(Beginning of Records for processing)
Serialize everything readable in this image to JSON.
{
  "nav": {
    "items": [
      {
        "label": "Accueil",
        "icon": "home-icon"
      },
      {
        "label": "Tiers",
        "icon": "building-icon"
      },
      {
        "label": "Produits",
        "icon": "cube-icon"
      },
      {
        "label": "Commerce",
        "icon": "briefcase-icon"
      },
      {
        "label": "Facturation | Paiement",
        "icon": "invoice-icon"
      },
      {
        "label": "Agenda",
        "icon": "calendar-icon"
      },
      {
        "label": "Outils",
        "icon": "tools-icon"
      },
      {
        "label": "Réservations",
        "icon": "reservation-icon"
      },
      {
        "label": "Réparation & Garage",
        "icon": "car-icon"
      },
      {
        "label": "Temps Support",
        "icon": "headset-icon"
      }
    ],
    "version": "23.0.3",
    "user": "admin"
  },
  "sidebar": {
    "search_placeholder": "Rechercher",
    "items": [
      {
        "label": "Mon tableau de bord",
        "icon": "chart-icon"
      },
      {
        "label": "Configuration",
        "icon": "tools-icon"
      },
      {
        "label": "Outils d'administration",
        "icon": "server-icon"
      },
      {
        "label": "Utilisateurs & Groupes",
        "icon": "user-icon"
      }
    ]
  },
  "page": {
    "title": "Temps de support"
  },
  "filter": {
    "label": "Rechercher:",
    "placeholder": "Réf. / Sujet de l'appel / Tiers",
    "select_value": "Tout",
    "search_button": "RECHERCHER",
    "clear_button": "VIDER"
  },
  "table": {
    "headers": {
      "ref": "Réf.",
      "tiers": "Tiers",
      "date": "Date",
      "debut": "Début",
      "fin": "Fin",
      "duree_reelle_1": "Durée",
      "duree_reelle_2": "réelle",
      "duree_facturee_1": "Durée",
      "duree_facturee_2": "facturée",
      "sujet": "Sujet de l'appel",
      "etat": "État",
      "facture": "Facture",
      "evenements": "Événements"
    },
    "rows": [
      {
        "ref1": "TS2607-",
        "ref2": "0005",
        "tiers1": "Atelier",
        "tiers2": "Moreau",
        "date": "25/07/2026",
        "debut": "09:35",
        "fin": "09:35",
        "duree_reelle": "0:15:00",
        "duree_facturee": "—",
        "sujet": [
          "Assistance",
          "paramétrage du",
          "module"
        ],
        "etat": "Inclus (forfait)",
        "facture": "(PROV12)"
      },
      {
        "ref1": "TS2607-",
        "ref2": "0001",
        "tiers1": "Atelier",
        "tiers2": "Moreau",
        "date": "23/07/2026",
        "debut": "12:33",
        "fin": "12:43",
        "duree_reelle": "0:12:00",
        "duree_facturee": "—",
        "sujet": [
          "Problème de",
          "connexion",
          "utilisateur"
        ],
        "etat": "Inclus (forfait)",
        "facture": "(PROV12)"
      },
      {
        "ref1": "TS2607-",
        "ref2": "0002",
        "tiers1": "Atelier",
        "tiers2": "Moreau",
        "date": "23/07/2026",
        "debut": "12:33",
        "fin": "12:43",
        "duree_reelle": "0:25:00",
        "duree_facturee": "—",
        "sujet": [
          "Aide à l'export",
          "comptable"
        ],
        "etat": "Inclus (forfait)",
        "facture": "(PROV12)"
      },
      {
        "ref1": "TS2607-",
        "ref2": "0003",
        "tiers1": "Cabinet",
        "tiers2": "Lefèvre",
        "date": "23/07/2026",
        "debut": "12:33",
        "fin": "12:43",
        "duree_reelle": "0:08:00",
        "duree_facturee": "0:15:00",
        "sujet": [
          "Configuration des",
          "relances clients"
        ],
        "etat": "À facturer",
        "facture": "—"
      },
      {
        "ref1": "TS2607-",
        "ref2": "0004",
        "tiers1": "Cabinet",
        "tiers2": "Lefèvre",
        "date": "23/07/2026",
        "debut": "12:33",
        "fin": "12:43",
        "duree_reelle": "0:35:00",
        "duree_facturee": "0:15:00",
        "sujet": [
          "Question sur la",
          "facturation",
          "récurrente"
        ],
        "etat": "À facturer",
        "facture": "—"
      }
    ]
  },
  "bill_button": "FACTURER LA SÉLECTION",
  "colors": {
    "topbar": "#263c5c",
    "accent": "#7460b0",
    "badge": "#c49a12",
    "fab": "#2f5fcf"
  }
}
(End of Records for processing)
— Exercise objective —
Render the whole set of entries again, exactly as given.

— Output for this task —
Serialize everything readable in this image to JSON.
{
  "nav": {
    "items": [
      {
        "label": "Accueil",
        "icon": "home-icon"
      },
      {
        "label": "Tiers",
        "icon": "building-icon"
      },
      {
        "label": "Produits",
        "icon": "cube-icon"
      },
      {
        "label": "Commerce",
        "icon": "briefcase-icon"
      },
      {
        "label": "Facturation | Paiement",
        "icon": "invoice-icon"
      },
      {
        "label": "Agenda",
        "icon": "calendar-icon"
      },
      {
        "label": "Outils",
        "icon": "tools-icon"
      },
      {
        "label": "Réservations",
        "icon": "reservation-icon"
      },
      {
        "label": "Réparation & Garage",
        "icon": "car-icon"
      },
      {
        "label": "Temps Support",
        "icon": "headset-icon"
      }
    ],
    "version": "23.0.3",
    "user": "admin"
  },
  "sidebar": {
    "search_placeholder": "Rechercher",
    "items": [
      {
        "label": "Mon tableau de bord",
        "icon": "chart-icon"
      },
      {
        "label": "Configuration",
        "icon": "tools-icon"
      },
      {
        "label": "Outils d'administration",
        "icon": "server-icon"
      },
      {
        "label": "Utilisateurs & Groupes",
        "icon": "user-icon"
      }
    ]
  },
  "page": {
    "title": "Temps de support"
  },
  "filter": {
    "label": "Rechercher:",
    "placeholder": "Réf. / Sujet de l'appel / Tiers",
    "select_value": "Tout",
    "search_button": "RECHERCHER",
    "clear_button": "VIDER"
  },
  "table": {
    "headers": {
      "ref": "Réf.",
      "tiers": "Tiers",
      "date": "Date",
      "debut": "Début",
      "fin": "Fin",
      "duree_reelle_1": "Durée",
      "duree_reelle_2": "réelle",
      "duree_facturee_1": "Durée",
      "duree_facturee_2": "facturée",
      "sujet": "Sujet de l'appel",
      "etat": "État",
      "facture": "Facture",
      "evenements": "Événements"
    },
    "rows": [
      {
        "ref1": "TS2607-",
        "ref2": "0005",
        "tiers1": "Atelier",
        "tiers2": "Moreau",
        "date": "25/07/2026",
        "debut": "09:35",
        "fin": "09:35",
        "duree_reelle": "0:15:00",
        "duree_facturee": "—",
        "sujet": [
          "Assistance",
          "paramétrage du",
          "module"
        ],
        "etat": "Inclus (forfait)",
        "facture": "(PROV12)"
      },
      {
        "ref1": "TS2607-",
        "ref2": "0001",
        "tiers1": "Atelier",
        "tiers2": "Moreau",
        "date": "23/07/2026",
        "debut": "12:33",
        "fin": "12:43",
        "duree_reelle": "0:12:00",
        "duree_facturee": "—",
        "sujet": [
          "Problème de",
          "connexion",
          "utilisateur"
        ],
        "etat": "Inclus (forfait)",
        "facture": "(PROV12)"
      },
      {
        "ref1": "TS2607-",
        "ref2": "0002",
        "tiers1": "Atelier",
        "tiers2": "Moreau",
        "date": "23/07/2026",
        "debut": "12:33",
        "fin": "12:43",
        "duree_reelle": "0:25:00",
        "duree_facturee": "—",
        "sujet": [
          "Aide à l'export",
          "comptable"
        ],
        "etat": "Inclus (forfait)",
        "facture": "(PROV12)"
      },
      {
        "ref1": "TS2607-",
        "ref2": "0003",
        "tiers1": "Cabinet",
        "tiers2": "Lefèvre",
        "date": "23/07/2026",
        "debut": "12:33",
        "fin": "12:43",
        "duree_reelle": "0:08:00",
        "duree_facturee": "0:15:00",
        "sujet": [
          "Configuration des",
          "relances clients"
        ],
        "etat": "À facturer",
        "facture": "—"
      },
      {
        "ref1": "TS2607-",
        "ref2": "0004",
        "tiers1": "Cabinet",
        "tiers2": "Lefèvre",
        "date": "23/07/2026",
        "debut": "12:33",
        "fin": "12:43",
        "duree_reelle": "0:35:00",
        "duree_facturee": "0:15:00",
        "sujet": [
          "Question sur la",
          "facturation",
          "récurrente"
        ],
        "etat": "À facturer",
        "facture": "—"
      }
    ]
  },
  "bill_button": "FACTURER LA SÉLECTION",
  "colors": {
    "topbar": "#263c5c",
    "accent": "#7460b0",
    "badge": "#c49a12",
    "fab": "#2f5fcf"
  }
}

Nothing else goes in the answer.